◆ Task item ◆
If a line of the records contains the word "Karlo", list it.

[Web page and app entries]
* * *

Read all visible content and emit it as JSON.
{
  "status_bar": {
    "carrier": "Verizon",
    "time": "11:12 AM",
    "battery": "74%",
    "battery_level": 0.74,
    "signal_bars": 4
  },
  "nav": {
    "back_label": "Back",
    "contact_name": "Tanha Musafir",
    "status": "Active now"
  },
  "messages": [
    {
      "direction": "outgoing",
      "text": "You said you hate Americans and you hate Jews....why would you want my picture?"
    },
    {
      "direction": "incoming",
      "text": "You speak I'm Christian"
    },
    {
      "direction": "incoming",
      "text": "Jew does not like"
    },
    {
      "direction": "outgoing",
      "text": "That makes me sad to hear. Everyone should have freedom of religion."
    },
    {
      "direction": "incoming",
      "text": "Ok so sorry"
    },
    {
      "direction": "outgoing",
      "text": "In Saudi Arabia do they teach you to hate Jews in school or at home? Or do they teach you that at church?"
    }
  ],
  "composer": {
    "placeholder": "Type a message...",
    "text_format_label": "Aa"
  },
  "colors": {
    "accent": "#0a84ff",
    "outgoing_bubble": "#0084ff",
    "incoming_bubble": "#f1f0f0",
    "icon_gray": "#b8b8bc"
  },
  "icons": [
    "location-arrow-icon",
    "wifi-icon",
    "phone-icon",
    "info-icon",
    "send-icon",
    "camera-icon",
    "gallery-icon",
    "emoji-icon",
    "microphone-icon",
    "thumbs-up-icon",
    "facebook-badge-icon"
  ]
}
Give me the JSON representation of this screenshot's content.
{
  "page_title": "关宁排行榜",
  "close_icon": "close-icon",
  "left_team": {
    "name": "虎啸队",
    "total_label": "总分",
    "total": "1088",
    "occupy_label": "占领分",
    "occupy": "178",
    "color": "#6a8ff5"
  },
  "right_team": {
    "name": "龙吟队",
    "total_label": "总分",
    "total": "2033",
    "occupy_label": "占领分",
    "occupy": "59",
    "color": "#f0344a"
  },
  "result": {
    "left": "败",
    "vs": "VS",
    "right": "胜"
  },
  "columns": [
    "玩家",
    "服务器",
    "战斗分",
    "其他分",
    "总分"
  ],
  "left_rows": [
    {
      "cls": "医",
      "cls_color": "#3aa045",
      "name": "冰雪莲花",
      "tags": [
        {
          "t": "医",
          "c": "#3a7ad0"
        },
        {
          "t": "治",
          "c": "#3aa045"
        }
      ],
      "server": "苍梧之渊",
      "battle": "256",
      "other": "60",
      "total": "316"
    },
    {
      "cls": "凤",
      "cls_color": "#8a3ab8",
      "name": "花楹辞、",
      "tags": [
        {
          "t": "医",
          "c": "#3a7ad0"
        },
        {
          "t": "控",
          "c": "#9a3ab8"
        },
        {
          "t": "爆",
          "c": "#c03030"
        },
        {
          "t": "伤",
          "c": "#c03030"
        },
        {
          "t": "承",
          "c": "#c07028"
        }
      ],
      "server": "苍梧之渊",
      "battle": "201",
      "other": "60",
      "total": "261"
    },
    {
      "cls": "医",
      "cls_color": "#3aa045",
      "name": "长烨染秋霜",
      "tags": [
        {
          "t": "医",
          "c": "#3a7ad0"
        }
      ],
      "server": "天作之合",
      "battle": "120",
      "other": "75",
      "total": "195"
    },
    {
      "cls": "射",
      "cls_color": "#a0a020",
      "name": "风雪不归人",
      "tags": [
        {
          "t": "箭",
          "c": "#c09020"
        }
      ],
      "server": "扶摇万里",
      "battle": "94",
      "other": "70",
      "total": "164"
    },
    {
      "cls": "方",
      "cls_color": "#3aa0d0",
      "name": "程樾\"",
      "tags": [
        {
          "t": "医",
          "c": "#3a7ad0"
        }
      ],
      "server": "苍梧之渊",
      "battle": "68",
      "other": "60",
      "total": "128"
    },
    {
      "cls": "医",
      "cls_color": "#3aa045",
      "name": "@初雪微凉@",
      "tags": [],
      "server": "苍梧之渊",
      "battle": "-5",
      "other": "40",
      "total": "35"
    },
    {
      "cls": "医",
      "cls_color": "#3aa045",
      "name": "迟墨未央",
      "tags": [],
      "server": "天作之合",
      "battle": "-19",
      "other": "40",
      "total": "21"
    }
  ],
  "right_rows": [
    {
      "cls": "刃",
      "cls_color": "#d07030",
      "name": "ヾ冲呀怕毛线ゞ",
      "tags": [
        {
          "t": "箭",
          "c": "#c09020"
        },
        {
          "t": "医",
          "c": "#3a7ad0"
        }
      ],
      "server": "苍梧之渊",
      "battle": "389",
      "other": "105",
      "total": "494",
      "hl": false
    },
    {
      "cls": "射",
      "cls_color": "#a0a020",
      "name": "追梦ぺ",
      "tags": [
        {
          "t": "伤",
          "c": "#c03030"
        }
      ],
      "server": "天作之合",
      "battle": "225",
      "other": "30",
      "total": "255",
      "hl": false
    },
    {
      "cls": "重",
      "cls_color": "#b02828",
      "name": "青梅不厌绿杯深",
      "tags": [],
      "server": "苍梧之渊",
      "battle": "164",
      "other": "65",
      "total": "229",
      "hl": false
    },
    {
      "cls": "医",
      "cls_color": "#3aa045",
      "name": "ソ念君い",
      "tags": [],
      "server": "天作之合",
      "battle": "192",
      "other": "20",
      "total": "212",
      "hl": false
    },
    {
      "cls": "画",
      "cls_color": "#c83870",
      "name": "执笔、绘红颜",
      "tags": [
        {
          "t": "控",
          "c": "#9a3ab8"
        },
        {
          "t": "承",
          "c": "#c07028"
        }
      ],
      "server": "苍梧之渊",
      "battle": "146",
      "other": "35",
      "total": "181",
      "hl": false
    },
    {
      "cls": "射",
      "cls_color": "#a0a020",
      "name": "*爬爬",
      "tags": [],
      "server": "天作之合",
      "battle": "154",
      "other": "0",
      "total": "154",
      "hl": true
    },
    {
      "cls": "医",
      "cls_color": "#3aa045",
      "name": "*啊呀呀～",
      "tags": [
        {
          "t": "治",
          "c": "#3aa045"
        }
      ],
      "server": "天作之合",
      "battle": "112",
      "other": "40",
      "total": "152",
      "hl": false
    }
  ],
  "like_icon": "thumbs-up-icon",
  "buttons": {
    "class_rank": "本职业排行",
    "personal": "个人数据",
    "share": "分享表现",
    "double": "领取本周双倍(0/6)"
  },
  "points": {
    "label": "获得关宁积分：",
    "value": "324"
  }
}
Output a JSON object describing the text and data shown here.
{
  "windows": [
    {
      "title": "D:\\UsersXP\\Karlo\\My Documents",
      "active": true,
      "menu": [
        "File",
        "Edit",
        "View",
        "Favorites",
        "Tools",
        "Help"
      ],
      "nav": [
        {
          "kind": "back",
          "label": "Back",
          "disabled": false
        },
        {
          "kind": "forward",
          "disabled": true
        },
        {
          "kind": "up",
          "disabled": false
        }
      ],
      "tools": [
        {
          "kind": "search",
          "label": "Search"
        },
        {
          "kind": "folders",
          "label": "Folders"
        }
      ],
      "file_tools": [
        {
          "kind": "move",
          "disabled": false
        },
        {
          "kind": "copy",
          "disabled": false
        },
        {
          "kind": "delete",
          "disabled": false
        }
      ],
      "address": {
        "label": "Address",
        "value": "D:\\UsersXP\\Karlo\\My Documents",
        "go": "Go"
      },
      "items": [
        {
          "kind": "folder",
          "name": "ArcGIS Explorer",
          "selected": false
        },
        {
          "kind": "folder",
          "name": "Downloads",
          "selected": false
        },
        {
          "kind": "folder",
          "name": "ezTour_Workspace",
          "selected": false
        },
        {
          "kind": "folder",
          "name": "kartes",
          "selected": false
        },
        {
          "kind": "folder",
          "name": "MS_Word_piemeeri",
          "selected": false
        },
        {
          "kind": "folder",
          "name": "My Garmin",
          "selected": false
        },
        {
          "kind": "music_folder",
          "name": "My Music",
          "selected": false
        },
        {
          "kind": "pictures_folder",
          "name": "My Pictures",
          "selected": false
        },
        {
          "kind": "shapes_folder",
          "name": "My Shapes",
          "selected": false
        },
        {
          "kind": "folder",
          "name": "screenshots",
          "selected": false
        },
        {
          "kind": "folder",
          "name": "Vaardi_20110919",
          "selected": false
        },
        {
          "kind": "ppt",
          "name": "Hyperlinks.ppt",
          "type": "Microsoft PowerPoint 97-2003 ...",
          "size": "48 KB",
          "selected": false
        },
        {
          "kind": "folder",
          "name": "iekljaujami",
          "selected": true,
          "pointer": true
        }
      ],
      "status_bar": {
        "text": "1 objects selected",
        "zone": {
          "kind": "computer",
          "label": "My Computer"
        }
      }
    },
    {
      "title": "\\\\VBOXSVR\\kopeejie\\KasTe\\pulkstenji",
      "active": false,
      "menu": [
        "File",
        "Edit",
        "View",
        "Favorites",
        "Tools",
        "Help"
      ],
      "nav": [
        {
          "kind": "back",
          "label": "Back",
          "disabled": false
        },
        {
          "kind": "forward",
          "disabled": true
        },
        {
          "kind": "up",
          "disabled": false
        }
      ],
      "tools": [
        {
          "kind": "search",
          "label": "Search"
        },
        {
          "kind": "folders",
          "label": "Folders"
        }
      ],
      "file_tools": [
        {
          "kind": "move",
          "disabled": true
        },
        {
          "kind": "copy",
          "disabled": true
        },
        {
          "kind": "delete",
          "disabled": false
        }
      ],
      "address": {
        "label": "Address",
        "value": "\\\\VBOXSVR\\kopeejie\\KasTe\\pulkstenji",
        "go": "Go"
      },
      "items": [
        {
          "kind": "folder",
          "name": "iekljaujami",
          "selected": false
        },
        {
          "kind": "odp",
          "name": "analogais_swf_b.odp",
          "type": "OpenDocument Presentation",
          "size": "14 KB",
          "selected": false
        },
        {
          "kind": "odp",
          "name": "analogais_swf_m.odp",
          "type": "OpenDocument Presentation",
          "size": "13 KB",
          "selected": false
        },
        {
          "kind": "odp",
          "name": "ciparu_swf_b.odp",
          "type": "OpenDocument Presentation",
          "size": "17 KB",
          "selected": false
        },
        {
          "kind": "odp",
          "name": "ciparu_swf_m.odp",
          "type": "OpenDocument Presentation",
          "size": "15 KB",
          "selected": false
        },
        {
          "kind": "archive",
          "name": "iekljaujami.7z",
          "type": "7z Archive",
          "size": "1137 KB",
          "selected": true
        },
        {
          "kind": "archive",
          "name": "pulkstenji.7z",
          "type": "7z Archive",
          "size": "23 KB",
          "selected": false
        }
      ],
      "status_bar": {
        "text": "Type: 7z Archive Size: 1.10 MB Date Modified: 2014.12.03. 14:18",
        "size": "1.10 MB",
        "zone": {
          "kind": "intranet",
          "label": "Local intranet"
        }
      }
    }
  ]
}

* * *

◆ Completed exercise ◆
      "title": "D:\\UsersXP\\Karlo\\My Documents",
        "value": "D:\\UsersXP\\Karlo\\My Documents",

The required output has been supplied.